In September 2012, I spend a couple of weeks in Kathmandu researching and photographing for the Indian edition of the Lonely Planet book on Nepal. It was the end of the monsoon so I was treated to spectacular evening skies, rolling clouds, crisp evening light and views of the monuments of the heritage sites of Kathmandu in that grey-blue light of dusk.
My hotel in Thamel was close to the Kathmandu Durbar Square and very often I used to walk down in the early evening and spend some time on the steps of one of the temples soaking in the atmosphere and also taking some photographs. The Maju Deval which is a Shiva temple and across the square from Kastamandap was one of my favourite locations. From here you could see life in Kathmandu unfold - the trinket sellers, the hawkers, the couples out for a date, the tourists visiting the square and rickshaws waiting for rides.
I had taken a South Col team to Mustang on a trek and on the day of the earthquake, Saturday 25th April 2015, we were in the capital Lo Manthang.
On May 1st 2015, I finally reached Kathmandu after a long and difficult journey from Upper Mustang. That afternoon I walked through Thamel and reached the Durbar Square.
This is what I saw:
Near the entrance of the square I spotted this house supported by wooden beams to prevent it from toppling over into the narrow Thamel street:

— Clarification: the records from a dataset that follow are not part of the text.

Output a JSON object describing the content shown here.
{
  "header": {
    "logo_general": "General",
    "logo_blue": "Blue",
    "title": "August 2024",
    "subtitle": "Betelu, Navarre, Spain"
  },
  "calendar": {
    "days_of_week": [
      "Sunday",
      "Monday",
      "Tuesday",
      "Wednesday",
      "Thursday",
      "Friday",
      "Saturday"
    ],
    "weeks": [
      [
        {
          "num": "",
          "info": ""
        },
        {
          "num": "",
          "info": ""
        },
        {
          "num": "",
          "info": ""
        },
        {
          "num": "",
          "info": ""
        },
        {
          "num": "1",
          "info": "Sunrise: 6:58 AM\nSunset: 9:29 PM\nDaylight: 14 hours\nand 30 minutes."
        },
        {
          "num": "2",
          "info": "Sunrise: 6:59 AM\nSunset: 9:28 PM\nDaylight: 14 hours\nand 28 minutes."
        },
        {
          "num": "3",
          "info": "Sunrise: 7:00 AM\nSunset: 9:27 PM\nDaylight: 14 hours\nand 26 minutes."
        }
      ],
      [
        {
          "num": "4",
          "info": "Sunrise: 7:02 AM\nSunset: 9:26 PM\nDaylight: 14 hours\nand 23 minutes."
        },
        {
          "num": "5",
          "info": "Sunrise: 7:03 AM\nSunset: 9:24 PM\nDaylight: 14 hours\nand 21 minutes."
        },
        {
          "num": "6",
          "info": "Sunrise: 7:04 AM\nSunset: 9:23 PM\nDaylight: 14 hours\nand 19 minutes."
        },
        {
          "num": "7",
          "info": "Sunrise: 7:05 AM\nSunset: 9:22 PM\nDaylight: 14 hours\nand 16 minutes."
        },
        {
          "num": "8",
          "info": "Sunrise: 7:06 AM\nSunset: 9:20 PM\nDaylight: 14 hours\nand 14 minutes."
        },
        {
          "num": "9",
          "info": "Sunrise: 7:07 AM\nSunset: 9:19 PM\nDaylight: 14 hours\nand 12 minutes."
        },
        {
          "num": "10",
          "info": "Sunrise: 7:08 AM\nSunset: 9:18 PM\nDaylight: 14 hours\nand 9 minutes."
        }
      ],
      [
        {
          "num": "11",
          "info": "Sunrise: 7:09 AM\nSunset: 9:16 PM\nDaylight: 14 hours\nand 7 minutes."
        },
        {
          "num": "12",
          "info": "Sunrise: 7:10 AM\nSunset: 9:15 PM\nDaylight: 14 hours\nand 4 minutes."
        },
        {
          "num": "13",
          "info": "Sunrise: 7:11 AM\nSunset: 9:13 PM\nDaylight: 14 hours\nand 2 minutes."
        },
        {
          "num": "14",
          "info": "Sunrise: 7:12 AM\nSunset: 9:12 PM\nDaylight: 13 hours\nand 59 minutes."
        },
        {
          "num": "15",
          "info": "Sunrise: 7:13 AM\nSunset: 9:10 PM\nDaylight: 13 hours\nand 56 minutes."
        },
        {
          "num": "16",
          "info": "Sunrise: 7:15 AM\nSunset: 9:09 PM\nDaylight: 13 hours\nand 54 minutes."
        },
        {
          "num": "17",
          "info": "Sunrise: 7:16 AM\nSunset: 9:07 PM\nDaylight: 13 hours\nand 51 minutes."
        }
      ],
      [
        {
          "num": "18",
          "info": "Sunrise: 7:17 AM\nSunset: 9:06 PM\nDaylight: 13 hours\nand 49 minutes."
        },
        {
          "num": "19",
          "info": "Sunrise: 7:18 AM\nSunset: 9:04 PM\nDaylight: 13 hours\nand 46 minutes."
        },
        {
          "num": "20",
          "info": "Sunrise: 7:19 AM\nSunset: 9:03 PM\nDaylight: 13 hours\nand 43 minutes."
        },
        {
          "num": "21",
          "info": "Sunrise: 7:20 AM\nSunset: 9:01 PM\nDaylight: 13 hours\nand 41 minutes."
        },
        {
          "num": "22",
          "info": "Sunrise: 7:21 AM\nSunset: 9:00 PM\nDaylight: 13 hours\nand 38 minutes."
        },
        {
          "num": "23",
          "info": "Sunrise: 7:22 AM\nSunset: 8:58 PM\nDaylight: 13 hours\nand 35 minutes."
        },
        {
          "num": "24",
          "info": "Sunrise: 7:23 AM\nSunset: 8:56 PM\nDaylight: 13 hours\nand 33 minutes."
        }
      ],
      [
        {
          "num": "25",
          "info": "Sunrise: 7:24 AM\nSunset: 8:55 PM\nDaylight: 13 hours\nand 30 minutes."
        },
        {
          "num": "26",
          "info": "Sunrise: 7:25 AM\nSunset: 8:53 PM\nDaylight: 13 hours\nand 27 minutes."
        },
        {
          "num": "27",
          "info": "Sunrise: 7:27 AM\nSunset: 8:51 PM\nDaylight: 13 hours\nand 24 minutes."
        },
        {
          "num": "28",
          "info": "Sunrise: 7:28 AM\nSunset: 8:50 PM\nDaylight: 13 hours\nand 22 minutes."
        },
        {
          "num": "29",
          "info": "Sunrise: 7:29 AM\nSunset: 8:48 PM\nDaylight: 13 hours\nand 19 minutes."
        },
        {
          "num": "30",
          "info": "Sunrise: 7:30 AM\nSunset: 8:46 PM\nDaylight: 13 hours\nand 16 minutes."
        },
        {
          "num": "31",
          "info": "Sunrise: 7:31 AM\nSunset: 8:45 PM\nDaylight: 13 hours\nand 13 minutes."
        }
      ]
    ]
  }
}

Next to this house further down the road was this beautiful wall painting. The house behind it had sustained cracks, but the wall was not damaged in the quake.
I entered the square from the western end and immediately saw that the great temple of Kastamandap was no more. The platform on which the temple stood had been taken over by soldiers and police supervising relief operations. Luckily the smaller statue of Garuda was not damaged.
I walked further and saw to my dismay that the Maju Deval temple on whose steps I had spent many an evening was razed to the ground. The platform remained and as I walked up those steps to the platform this was the view that greeted me:
The Gaddhi Baithak- the white building above was still standing but had sustained structural damage in many places. The Kumari Bahal on the right was miraculously spared but the Narayan temple next to it had vanished with only the platform left.
I came down and headed towards the Kumari Bahal and looked back west towards the square. A large vehicle was busy picking up the rubble and tossing it into a lorry to be taken out of the square. To me it suddenly seemed that the vehicle was attacking the lions of the Kumari Bahal!
The presence of soldiers and police were everywhere and they were preventing people from getting into the square. Photographers and news persons were allowed and a film crew were shooting near this location below.
Two of the soldiers were resting at the entrance of the Bhagwati temple which had escaped the wrath of the quake.
A little further down walking towards the Hanuman Dhoka, the ticket counter had been damaged and the rear of the famous Shiva-Parvati temple was being again supported with wooden beams.
Next to the ticket counter, this stone inscription was on the ground:
Thankfully, the group of temples near the Hanuman Dhoka, the Jaganath temple, the Vishnu temple and the Kala Bhairab were intact though King Pratap Malla's column was damaged. The Hanuman statue had also escaped damage.
As I left the Durbar Square from the eastern end and entered the narrow streets of Thamel, I spotted this small temple - people were praying as they were passing by. I looked at the flickering flames and hoped that somehow Nepal would make it through this catastrophic disaster and rise once again.